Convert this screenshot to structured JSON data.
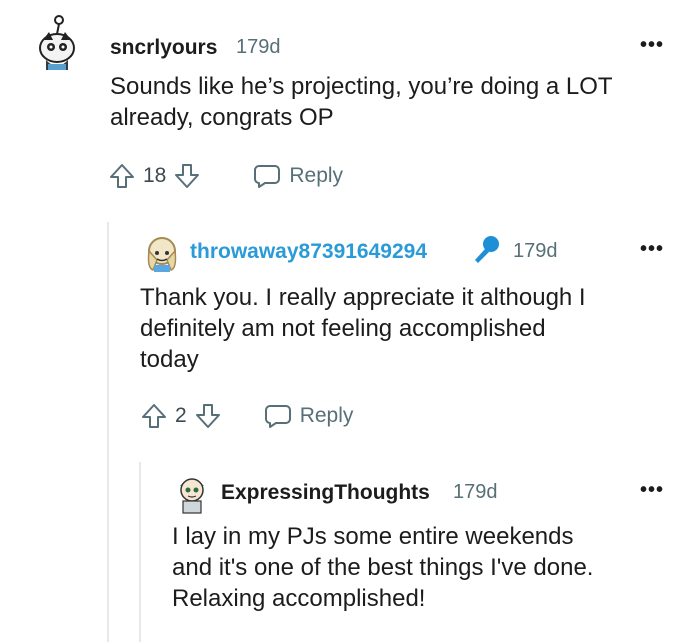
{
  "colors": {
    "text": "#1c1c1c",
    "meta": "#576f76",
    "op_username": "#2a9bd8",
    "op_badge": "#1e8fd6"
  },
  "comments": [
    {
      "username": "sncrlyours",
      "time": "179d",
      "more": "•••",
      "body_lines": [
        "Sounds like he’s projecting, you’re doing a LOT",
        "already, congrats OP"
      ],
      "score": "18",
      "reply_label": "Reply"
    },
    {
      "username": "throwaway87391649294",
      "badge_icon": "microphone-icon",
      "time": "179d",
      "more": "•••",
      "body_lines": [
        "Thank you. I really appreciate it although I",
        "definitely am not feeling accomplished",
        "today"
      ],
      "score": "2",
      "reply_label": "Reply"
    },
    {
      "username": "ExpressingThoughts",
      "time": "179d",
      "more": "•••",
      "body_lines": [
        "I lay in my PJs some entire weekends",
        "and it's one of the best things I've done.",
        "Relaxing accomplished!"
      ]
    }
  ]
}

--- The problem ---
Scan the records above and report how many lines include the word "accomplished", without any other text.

--- Response for this exercise ---
2